In 1992, the Mississippi state-record largemouth bass caught out of Natchez State Park Lake weighed a little more than 18 pounds. Known for homing big bass, and with March the prime time when the big bass go to the beds, Natchez State Park Lake is the best place to catch a trophy bass. Two patterns will pay off in trophy bass there this month.

The primary pattern

Sight-fishing for female bass on the nest will produce big bass this month. But only take a picture, and then release the bass back into the water as quickly as possible. We don't want to kill any of these trophy females.

When I go to a lake to sight-fish for bass, I'll generally circle the lake and search for the white or the light-colored spots, usually on points and flats and in pockets, indicating a bass bed exists in that location.

Since the lake's only 240 acres, you can make the first pass around it fairly quickly. Then when you get ready to fish the places you've spotted, you usually can fish every bed you want to in one day.

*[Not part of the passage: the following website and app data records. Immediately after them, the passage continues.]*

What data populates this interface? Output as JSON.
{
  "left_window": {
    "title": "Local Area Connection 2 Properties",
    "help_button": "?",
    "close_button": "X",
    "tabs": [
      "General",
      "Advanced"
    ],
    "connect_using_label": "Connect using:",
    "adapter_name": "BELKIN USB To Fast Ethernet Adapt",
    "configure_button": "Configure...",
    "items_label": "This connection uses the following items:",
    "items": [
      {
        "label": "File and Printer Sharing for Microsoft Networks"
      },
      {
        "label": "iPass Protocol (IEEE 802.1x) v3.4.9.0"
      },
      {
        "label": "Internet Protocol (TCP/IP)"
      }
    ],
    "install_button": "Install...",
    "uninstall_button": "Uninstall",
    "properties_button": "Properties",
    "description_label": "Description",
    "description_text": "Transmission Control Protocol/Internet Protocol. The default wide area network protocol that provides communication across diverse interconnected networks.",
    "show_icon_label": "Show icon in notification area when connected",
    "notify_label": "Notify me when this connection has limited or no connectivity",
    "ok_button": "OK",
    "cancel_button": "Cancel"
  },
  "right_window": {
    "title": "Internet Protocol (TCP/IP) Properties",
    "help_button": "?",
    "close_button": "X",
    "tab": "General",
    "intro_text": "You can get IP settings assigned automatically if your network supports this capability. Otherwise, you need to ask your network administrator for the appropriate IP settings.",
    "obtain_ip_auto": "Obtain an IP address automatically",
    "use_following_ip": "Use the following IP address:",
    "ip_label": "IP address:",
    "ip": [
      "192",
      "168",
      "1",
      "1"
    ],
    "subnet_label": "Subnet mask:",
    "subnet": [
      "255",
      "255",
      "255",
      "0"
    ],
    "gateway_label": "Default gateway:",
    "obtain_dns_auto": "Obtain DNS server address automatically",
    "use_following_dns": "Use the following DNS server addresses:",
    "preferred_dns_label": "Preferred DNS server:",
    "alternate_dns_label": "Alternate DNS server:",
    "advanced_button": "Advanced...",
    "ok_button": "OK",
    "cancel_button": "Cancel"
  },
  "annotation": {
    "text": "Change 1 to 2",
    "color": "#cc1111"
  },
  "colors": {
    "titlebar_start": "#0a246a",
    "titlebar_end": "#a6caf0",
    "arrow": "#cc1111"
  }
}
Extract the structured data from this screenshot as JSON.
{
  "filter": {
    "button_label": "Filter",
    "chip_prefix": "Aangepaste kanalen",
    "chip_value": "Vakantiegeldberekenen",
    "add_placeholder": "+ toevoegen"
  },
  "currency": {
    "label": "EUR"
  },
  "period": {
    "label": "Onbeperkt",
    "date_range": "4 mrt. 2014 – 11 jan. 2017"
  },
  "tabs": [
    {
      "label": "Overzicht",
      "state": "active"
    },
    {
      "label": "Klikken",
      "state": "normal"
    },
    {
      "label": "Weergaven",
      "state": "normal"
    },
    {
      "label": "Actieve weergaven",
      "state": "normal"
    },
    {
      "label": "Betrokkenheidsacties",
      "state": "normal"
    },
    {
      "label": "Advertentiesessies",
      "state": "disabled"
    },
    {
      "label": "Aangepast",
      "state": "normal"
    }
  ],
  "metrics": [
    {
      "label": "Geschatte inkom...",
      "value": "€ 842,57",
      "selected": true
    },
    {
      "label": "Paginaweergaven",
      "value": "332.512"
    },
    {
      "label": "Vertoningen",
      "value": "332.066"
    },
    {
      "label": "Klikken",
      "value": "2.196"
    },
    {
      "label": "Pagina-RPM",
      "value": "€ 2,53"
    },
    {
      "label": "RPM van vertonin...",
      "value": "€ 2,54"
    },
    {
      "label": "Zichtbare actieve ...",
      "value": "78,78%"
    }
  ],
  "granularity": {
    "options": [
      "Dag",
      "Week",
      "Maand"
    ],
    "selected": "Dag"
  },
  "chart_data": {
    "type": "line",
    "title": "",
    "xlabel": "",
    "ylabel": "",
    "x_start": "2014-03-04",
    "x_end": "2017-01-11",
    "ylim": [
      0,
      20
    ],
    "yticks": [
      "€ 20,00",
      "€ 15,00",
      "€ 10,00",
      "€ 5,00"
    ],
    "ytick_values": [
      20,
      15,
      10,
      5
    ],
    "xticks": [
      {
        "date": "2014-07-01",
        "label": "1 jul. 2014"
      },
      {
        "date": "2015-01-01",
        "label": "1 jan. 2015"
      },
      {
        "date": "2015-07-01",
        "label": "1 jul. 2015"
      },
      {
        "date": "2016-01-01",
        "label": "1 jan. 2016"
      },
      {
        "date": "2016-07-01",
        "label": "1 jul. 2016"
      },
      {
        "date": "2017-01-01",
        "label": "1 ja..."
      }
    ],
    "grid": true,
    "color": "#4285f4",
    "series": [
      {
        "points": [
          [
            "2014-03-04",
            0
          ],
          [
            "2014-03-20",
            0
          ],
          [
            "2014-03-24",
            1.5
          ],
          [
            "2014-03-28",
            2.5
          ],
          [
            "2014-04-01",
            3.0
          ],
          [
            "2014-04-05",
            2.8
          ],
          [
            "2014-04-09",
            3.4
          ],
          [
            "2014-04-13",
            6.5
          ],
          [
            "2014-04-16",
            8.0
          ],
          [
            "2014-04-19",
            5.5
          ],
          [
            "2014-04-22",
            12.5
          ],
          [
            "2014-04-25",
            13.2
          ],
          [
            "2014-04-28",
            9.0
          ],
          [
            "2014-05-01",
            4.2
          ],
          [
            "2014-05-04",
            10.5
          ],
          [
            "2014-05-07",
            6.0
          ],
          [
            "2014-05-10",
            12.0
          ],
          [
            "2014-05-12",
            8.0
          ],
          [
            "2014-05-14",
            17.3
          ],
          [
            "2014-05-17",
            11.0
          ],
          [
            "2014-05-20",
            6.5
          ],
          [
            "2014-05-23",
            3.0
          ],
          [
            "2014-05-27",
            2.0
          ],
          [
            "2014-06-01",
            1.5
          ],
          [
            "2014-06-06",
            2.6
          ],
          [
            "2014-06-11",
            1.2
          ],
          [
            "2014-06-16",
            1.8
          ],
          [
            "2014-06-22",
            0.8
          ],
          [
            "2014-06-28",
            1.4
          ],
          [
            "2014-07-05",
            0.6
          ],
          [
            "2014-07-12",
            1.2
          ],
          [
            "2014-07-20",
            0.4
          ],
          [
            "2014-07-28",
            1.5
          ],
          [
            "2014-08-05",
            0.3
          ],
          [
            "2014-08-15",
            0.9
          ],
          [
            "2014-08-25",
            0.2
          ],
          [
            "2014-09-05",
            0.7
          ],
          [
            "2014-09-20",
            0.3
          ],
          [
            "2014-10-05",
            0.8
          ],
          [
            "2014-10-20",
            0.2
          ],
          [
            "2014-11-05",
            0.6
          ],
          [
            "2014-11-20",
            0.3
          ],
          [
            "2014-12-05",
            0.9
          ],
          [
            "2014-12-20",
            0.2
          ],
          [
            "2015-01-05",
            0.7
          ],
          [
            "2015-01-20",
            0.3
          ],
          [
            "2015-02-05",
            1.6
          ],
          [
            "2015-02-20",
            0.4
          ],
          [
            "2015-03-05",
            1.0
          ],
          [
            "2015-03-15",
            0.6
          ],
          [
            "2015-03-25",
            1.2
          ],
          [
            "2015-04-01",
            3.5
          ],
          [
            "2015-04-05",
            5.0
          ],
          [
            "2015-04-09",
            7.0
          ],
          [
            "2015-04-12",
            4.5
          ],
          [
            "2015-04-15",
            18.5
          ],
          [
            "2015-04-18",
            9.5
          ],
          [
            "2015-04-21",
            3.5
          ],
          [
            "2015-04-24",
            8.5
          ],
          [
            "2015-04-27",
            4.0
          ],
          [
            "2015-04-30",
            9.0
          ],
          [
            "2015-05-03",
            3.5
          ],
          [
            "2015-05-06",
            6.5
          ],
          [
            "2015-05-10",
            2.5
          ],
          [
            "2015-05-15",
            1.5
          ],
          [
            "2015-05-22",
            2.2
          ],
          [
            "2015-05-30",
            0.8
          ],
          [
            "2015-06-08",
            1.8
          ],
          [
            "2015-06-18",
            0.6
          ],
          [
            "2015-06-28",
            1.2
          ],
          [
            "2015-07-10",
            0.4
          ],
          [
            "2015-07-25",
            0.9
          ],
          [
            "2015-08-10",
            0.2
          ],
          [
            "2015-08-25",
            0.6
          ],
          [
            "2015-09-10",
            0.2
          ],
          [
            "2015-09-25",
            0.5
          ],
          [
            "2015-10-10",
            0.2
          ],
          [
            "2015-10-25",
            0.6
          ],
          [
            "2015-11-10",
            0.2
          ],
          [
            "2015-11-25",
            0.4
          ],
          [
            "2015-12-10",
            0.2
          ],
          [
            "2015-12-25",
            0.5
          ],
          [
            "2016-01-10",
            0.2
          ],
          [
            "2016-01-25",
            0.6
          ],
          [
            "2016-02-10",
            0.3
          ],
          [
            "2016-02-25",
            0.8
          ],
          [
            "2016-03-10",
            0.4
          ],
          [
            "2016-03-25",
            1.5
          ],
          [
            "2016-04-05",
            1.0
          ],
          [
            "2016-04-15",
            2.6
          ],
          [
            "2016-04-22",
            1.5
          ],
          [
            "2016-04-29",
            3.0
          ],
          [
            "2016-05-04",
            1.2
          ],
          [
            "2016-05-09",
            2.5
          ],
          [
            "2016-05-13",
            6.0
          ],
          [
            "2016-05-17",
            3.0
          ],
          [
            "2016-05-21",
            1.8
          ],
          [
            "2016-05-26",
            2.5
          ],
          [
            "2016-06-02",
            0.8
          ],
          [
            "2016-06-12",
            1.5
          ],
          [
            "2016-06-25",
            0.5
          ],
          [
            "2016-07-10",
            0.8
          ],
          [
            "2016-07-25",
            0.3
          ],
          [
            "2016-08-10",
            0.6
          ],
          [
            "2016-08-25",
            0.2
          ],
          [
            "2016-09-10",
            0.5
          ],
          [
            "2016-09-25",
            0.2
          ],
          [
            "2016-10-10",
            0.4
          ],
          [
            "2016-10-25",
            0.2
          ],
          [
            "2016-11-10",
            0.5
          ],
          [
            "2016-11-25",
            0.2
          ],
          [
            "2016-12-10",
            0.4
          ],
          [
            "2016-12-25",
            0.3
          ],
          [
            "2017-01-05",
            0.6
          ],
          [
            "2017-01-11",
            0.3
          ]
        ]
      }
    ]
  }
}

Oftentimes as you move around the lake searching for bedding bass, you'll spook the bass in shallow water and see them swimming away. Identify the location of the bed, and mark its position. Return to that same spot 15 to 20 minutes later, and fish for bass. Keep your boat well away from the bass area, make extremely-long casts, and try to land your lure on the opposite side of the bed. I always wear polarized glasses to see the beds and the bass without having to deal with the glare from the water.

When I'm sight fishing, I'll be fishing a chartreuse or a green-pumpkin-colored Mann's HardNose Mosquito Hawk on 17-pound-test Berkley 100% Fluorocarbon Line. The chartreuse color enables me to see the bait as I move it along the bottom and to spot the bass's reaction to the bait. If the water's dingy, or I have to cast far into a spot where I can't watch the bait, I'll use green pumpkin.

When I make my cast, I want to land the lure well past the bed to keep from spooking the bass. Then I'll slowly hop, swim or reel the bait to the bass' bed and kill the bait, so it falls motionlessly into the bed. Generally you'll get a bite instantly, but the first bass you catch will be the male, which is smaller than the female bass. If I don't get a bite quickly, I'll dead-stick the bait by letting the Mosquito Hawk sit motionless for about 1 minute. I'll shake the line, causing the bait to quiver in the bed, and pull it all the way through the bed. Once the lure's out and away from the bed, I'll reel-in the Mosquito Hawk.

I'll make repeated casts to this same bed, until I get a bite or decide that the bass aren't biting that day. Next, I'll very quietly move closer to the bed to see if the bass are on the bed. If I see them, I'll change to a chartreuse-colored bait and watch the bait and the bass' reaction to it.

I'll have a really-good chance of catching that bass. Often the bass will pick-up the bait and blow it out of the bed, which means I need to quickly set the hook as soon as I see the bass take the bait into its mouth.

If I miss the bass and fail to set the hook, I'll cast back to the same bass. Many times the bass will pick-up the bait quicker the second time I cast to it than the first time. Each time a bass picks up the bait and doesn't get hooked, that bass will become more aggressive on the next cast.

With this type of fishing, you'll catch a number of small male bass weighing up to about 2-1/2-pounds, but you also may catch a big female trophy bass. Since this small lake homes number of big bass, if you choose the right day to fish, you should be able to catch several bass that weigh from 3- to 10-pounds each.

The Second Pattern

I'll also fish a large swim bait, like the 3:16 Lure Company Mission Fish swim bait. I prefer to fish the 7-inch bait in the bluegill color because it's Texas-rigged. I can fish it around grass, wood or any type of cover without getting hung-up.

I cast the Mission Fish swim bait past the bed, swim it up to the bed and then let it dive into the bed. This lure has a weight in the nose and dives nose-first toward the bottom when you kill it. The line goes through the nose of the fish. I use a No. 10 hook to tie on the line and Texas-rig the bait.

When the big swim bait gets into the bed, it stands-up nose-first like a bluegill trying to eat the bass's eggs. Those big female bass can't stand seeing that. So, most of the strikes will come as soon as you kill the swim bait, and it starts diving nose-first into the bed.

At Natchez State Park Lake, I'm primarily fishing for trophy bass that weigh 5 pounds or more. To catch trophy-sized bass in March, Natchez State Park Lake is the best place for you.